Out of Africa won seven Academy Awards in 1985, including Best Picture (up against The Color Purple and others). It was nominated for four more Awards that year. Since then, critics disagree about the quality of the film, some claiming the pacing was too slow while others remark about the incredible cinematography and the original score. For me, no other film will ever come close to affecting me as dramatically as Out of Africa.
From the first line of the movie—which is identical to the first line of the book—this film stole my heart and owned me: “I had a farm in Africa, at the foot of the Ngong Hills…” It was Meryl Streep’s voice, as Karen Blixen (aka Isak Dineson) in a Danish accent, soft and reflective, that viewers hear first, and when I first heard it, Karen Blixen, Meryl Streep, and Karen Henderson all sort of merged into one female protagonist.
The scenery of Africa is stunning, and much of the cinematography was filmed from the sky as Karen and Denys Finch Hatten (Karen Blixen’s lover played by Robert Redford) flew overhead in Denys’s bi-plane. The musical score adds to the incredible feeling of being there–flying over Africa and seeing for the first time the expanse and the majestic creatures of Africa from the air. Even today, I sometimes listen to the soundtrack and revel in the feeling of endless possibility and limitless potential, the feelings the film conjures for me during those scenes.
It was Karen Blixen (as played by Streep) who really spoke to me, however. An unbelievably independent woman, Blixen endured indignity after indignity because of her gender and her independent spirit, but she never gave up on her dreams, and she rarely even acknowledged the indignities she experienced. One time, only, in the film, she goes before a British magistrate and prostrates herself publically, begging for land where her African workers can go live after she is forced to sell her farm. Everyone else is more embarrassed than she is and she finally wins the promise of the magistrate’s wife to arrange for land for the Africans. This is the first moment in the film (and toward the end) where I have never been able to control my tears. Something about her humbling herself in that way because she loves and cares for her workers always touches me deeply, and from there on throughout the rest of the film, I cry in every scene until the end.

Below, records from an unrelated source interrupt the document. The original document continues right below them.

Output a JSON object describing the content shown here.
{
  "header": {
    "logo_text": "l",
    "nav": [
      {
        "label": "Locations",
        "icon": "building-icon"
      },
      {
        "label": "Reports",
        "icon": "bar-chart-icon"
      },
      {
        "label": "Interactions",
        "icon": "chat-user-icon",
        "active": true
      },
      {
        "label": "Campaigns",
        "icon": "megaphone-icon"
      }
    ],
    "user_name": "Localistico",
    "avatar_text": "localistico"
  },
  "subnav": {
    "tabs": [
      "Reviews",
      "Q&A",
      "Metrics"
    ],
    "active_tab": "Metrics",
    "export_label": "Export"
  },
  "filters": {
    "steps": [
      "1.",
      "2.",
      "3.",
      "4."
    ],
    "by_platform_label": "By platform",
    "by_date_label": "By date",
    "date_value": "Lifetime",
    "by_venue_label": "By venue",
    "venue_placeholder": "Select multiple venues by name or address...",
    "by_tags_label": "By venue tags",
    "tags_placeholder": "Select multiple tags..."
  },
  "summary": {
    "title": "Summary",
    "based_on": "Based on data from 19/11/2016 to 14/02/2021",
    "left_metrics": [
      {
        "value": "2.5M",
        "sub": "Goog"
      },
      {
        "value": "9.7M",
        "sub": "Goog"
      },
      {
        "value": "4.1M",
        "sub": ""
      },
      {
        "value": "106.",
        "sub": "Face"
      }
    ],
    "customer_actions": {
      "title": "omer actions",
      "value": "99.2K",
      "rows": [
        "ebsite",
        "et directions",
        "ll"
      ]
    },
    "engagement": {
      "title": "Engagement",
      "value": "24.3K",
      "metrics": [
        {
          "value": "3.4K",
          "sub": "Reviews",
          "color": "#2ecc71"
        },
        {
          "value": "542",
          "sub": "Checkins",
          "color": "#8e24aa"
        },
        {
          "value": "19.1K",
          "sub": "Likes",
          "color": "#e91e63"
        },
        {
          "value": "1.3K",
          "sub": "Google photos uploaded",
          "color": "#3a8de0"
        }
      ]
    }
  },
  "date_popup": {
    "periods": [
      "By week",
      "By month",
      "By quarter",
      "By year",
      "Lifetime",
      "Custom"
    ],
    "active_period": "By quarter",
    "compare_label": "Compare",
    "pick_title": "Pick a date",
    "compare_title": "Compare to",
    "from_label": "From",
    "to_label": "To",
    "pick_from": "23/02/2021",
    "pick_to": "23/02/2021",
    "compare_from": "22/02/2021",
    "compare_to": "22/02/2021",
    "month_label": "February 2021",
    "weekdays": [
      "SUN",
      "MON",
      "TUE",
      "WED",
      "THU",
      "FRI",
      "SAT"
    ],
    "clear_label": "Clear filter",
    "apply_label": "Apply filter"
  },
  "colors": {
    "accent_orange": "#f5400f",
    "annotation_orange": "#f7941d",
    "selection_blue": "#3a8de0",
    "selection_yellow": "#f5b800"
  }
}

Another moment that speaks to me happens toward the end of the film as Karen prepares to leave Africa. At a hotel with a Gentlemen’s Club, where she had previously been banned because she was a woman, she is invited to join the men for a drink. Taken aback, she graciously joins them for one quick shot of whiskey, whereby all the men stand to honor her. It’s too late, really, but it’s sweet vindication of her as a woman to be reckoned with. Other parts of the film that stand out in my mind include Karen’s relationship with her head servant, Farah, and a waltz she shares with Denys about midway through the film. The contrast of the gentility of the music, the literature, the food and drink, and the manners, with the ferocity of the country, the animals, nature, and other humans strikes a discordant tone, yet at the same time the contrasts illuminate and validate the qualities of the other.
After I saw the film, I became a devotee of Isak Dineson (Karen Blixen), reading everything I could find about her. I was astonished to learn that we share the same birthday, April 17, and that she died the year I was born. Wanting to know more, I read a biography about her—the title I no longer remember—and I was somewhat disappointed to learn that she was actually a difficult woman quite often, she could be quite contrary, she had high expectations of people around her, and she sometimes had rather grandiose illusions of herself; I was saddened to realize that this woman I idolized was not as perfect as I initially believed. She was a real woman—an incredible, independent, strong, determined, sensual woman—but still real and still flawed. I had thought we had so much in common. Ah, perhaps we do.